BEGIN DATA EXTRACTS

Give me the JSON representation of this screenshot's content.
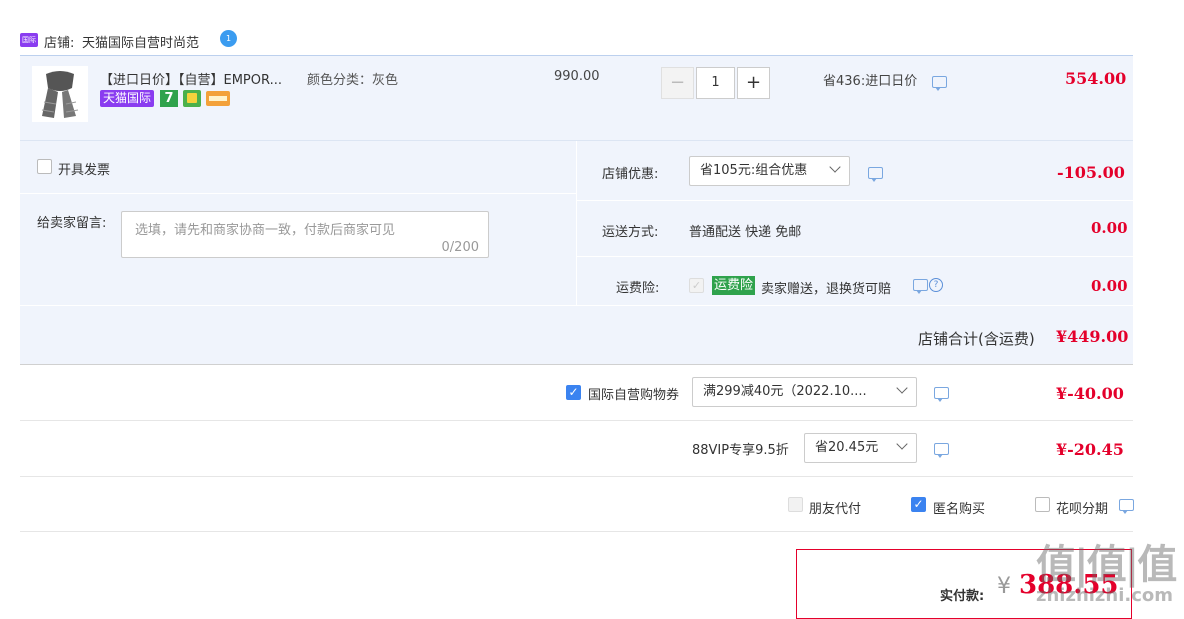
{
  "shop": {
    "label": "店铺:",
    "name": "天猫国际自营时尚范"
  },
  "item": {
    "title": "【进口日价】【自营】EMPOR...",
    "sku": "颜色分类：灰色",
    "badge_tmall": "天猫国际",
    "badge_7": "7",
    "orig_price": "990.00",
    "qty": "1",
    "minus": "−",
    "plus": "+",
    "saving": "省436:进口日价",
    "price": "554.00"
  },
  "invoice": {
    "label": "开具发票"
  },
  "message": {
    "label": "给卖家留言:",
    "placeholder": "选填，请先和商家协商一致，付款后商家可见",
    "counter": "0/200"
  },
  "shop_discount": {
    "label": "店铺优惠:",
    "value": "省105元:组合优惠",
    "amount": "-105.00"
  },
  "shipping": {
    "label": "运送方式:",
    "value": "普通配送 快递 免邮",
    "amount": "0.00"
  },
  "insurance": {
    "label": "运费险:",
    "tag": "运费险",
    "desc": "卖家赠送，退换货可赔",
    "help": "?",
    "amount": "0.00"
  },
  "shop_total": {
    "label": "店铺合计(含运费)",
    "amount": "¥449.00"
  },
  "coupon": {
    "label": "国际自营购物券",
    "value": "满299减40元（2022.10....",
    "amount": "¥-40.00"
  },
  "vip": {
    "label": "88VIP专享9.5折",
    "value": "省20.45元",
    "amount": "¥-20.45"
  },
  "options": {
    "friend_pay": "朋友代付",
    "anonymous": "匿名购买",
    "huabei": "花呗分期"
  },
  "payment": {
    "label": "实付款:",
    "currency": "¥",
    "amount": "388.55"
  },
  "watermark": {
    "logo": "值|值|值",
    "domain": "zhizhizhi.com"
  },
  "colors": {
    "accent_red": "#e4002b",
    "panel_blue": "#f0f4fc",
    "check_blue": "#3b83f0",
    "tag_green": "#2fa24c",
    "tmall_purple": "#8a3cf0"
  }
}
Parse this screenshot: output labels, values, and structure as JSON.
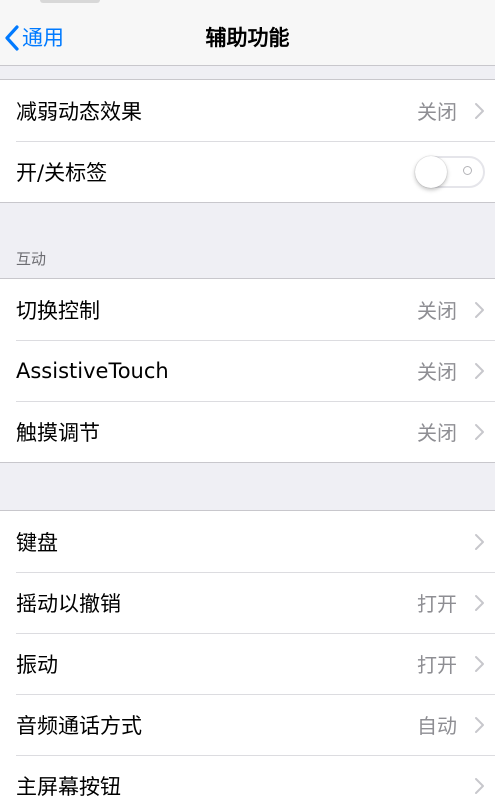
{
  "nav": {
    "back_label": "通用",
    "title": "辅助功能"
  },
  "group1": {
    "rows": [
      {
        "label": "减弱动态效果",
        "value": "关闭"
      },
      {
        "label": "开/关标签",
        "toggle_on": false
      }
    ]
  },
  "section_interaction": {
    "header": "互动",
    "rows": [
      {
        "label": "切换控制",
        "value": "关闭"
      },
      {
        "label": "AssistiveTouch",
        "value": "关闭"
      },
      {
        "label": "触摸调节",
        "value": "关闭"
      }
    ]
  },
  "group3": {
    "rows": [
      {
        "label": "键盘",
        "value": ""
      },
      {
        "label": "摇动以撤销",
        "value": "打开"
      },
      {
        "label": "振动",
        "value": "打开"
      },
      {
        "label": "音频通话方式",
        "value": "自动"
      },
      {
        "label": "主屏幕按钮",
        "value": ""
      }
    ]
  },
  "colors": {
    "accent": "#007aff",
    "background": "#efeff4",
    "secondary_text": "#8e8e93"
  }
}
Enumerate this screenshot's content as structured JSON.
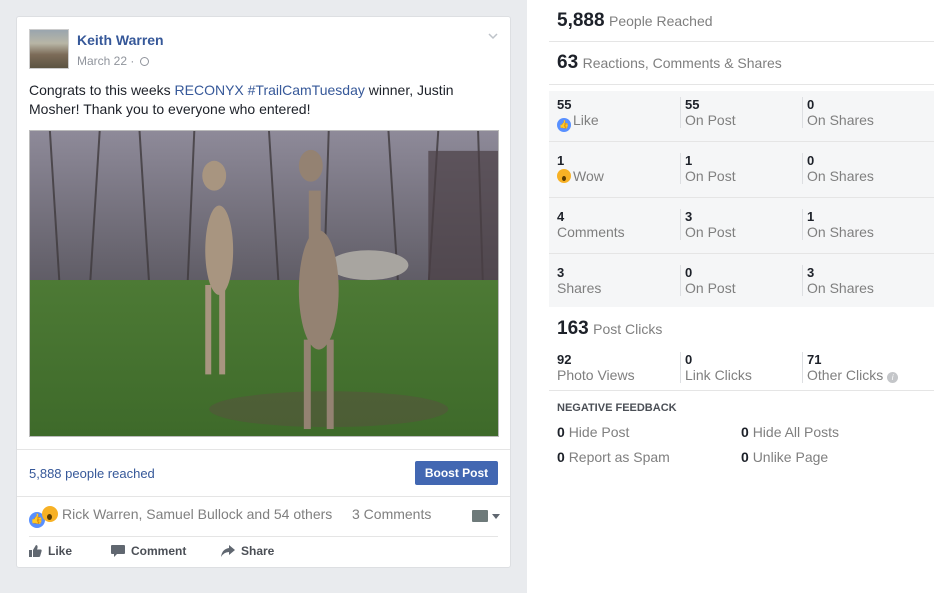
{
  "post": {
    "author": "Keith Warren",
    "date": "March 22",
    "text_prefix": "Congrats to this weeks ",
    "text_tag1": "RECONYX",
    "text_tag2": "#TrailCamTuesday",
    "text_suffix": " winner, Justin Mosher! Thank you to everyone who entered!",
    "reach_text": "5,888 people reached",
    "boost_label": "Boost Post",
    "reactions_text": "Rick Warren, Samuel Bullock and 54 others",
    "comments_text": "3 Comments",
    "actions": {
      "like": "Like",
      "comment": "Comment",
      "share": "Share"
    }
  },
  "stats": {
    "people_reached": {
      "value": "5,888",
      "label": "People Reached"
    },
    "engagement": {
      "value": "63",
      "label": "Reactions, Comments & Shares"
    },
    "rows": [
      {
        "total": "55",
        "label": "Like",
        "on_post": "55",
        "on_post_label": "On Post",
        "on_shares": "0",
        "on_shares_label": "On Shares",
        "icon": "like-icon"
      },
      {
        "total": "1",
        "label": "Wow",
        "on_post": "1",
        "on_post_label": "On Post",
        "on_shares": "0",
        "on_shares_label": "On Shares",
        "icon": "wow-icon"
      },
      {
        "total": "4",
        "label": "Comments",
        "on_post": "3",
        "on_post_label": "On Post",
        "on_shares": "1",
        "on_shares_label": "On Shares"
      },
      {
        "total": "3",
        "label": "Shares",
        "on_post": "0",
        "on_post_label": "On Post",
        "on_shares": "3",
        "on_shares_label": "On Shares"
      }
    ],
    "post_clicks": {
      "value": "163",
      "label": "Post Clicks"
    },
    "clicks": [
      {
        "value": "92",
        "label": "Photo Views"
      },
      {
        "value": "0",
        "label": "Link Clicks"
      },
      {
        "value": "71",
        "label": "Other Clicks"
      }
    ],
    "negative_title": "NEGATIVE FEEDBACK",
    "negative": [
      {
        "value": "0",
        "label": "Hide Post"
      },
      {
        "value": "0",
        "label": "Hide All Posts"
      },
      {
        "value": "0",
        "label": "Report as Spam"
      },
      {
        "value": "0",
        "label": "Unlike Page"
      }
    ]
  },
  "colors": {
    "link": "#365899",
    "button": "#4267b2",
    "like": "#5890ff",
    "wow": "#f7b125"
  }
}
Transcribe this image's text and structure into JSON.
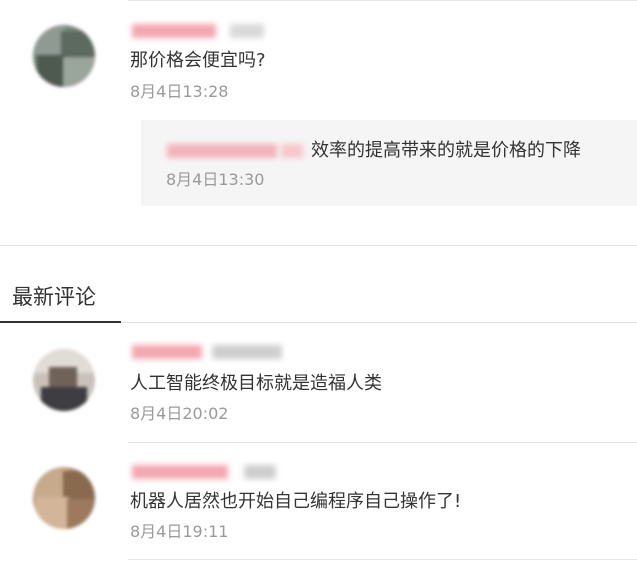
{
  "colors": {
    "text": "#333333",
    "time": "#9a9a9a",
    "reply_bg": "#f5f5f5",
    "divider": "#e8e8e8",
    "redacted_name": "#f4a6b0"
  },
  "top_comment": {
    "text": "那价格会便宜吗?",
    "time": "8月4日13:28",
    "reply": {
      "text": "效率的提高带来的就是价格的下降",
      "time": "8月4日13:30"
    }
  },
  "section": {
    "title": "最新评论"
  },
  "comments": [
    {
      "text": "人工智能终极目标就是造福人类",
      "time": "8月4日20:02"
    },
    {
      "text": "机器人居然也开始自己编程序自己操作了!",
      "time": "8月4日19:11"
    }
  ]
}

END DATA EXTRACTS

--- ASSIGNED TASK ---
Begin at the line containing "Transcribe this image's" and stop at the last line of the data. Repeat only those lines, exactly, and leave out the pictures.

--- SOLUTION TO THIS PROBLEM ---
Transcribe this image's text and structure into JSON.
{
  "colors": {
    "text": "#333333",
    "time": "#9a9a9a",
    "reply_bg": "#f5f5f5",
    "divider": "#e8e8e8",
    "redacted_name": "#f4a6b0"
  },
  "top_comment": {
    "text": "那价格会便宜吗?",
    "time": "8月4日13:28",
    "reply": {
      "text": "效率的提高带来的就是价格的下降",
      "time": "8月4日13:30"
    }
  },
  "section": {
    "title": "最新评论"
  },
  "comments": [
    {
      "text": "人工智能终极目标就是造福人类",
      "time": "8月4日20:02"
    },
    {
      "text": "机器人居然也开始自己编程序自己操作了!",
      "time": "8月4日19:11"
    }
  ]
}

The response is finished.